The latest crop of new Scottish writing is a bumper one, with an abundance of excellent poems and prose. In the last issue the magazine called for entries in Gaelic, so here we have impressive tri-lingual and bi-lingual poems, while Helen MacKinven’s Fae Davaar tae Valhalla, in Scots, is both farcical and touching. Harry Giles makes a sharp and witty Gutter debut with a series of poems about a drone, in one of which the unmanned aircraft gets a cat, and they purr together. There’s work too from established poet Jen Hadfield, who finds a kind of rural bliss in the 'eruption of spirit' of a pig being hosed in the heat.
The contributions from Elizabeth Reeder and Andrew Crumey are proof of their skills as novelists, and the latter’s latest book also gets a favourable piece in the Gutter reviews. The final story, a good one to end on, is a perfectly handled piece of realist science-fiction by Jane Alexander, Now Here.
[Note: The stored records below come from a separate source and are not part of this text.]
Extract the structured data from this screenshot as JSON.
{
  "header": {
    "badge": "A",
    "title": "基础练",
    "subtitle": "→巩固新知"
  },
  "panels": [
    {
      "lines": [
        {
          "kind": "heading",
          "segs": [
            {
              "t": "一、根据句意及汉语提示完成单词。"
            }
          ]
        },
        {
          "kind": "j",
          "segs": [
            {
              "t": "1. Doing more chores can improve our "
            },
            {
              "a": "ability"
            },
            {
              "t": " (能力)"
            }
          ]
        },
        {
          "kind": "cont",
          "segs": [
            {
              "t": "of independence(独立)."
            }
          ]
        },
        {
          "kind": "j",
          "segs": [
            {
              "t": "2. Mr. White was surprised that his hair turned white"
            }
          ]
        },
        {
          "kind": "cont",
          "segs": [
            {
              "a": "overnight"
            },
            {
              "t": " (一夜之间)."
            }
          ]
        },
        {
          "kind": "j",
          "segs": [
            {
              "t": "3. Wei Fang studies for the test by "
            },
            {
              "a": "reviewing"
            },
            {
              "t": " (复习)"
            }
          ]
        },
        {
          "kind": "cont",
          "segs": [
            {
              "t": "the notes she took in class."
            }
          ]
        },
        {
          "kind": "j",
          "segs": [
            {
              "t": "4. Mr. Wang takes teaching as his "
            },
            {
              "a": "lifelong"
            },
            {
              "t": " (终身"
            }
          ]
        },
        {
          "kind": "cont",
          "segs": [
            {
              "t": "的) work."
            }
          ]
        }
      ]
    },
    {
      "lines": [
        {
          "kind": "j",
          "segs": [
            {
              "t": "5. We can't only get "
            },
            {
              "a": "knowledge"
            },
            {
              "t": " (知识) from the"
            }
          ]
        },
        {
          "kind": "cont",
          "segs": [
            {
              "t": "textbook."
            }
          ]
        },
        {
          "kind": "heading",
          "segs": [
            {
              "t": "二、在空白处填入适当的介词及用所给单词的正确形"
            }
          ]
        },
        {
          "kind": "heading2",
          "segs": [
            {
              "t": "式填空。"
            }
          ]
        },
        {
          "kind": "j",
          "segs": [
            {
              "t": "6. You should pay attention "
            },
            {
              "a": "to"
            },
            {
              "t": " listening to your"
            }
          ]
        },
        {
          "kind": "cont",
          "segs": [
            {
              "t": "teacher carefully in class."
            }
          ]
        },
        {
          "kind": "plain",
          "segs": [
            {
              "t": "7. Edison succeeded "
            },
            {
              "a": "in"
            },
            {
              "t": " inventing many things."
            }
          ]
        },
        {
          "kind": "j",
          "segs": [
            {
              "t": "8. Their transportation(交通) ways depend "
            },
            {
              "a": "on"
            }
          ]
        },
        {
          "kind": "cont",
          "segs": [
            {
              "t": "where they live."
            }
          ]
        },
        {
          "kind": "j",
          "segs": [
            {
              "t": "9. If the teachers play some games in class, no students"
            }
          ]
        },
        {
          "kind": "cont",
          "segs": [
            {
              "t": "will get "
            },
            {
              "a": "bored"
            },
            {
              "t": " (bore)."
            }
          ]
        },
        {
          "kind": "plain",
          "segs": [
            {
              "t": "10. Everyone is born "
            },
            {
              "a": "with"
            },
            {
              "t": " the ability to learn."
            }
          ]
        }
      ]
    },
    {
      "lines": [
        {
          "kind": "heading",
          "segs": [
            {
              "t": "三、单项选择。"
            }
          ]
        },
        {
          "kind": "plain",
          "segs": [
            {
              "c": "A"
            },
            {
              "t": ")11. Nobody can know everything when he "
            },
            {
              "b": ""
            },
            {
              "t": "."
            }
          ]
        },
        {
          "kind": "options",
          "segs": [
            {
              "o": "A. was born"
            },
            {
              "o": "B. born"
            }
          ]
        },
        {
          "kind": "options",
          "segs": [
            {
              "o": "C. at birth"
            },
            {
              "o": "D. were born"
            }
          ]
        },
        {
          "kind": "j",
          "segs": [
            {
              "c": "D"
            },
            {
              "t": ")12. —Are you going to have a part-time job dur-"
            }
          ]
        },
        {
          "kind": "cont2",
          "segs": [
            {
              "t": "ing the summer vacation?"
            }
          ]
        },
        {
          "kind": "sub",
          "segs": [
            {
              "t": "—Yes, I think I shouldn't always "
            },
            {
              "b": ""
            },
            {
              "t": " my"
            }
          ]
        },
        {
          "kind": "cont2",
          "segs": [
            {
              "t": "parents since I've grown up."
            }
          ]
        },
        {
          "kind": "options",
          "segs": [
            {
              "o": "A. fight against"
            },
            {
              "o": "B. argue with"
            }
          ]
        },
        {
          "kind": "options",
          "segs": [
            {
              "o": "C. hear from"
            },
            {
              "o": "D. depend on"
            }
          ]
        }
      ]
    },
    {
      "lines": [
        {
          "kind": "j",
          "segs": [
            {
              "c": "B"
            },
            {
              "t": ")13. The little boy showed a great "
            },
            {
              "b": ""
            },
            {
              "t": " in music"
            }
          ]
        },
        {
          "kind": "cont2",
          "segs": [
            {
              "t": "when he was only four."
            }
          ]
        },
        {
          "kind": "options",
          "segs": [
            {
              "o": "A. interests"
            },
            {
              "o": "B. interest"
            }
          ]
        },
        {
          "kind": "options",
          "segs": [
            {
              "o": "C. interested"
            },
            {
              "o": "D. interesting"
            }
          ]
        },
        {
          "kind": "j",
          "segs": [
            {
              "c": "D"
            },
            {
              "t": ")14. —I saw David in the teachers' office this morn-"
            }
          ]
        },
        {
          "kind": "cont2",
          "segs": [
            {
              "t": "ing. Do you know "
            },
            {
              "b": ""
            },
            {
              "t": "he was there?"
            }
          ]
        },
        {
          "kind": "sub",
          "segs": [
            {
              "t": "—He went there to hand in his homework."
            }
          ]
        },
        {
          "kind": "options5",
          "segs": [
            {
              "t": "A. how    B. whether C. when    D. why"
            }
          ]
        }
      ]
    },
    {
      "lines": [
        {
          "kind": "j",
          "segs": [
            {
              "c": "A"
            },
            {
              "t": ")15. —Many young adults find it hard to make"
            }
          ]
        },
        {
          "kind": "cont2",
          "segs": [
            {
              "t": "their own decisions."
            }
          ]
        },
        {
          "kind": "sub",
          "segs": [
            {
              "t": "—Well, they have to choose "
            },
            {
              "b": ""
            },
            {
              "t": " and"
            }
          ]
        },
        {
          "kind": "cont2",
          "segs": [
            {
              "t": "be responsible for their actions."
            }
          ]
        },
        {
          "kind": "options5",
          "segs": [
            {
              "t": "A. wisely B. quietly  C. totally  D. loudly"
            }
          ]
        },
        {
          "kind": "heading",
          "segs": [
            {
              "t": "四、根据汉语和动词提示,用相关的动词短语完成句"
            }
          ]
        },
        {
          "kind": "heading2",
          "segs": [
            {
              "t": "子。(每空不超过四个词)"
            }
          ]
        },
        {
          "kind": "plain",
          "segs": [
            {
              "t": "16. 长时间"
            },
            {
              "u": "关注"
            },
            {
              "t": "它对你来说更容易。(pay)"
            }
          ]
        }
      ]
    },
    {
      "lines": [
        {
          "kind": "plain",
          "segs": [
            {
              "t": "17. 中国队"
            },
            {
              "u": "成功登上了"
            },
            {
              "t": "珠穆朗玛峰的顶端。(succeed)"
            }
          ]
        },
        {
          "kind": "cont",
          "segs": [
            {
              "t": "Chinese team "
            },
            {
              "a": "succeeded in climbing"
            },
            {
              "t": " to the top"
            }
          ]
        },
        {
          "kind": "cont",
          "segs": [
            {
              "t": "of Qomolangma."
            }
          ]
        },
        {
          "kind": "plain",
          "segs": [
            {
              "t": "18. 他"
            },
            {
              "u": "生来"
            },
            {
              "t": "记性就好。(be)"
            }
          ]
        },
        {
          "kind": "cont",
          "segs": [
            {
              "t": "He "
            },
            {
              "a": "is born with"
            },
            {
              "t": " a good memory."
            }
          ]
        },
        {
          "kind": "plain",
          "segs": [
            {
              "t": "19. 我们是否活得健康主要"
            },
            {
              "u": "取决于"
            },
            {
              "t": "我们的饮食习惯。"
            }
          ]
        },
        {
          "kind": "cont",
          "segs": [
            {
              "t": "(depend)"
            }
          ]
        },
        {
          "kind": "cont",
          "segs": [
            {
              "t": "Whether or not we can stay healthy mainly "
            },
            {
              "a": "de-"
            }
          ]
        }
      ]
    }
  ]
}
The narrator has a GPS chip installed in her brain, and is at once transformed from having no sense of direction to having a hypersense of it. What follows is the madness of a TomTom takeover in the mind. [Galen O'Hanlon]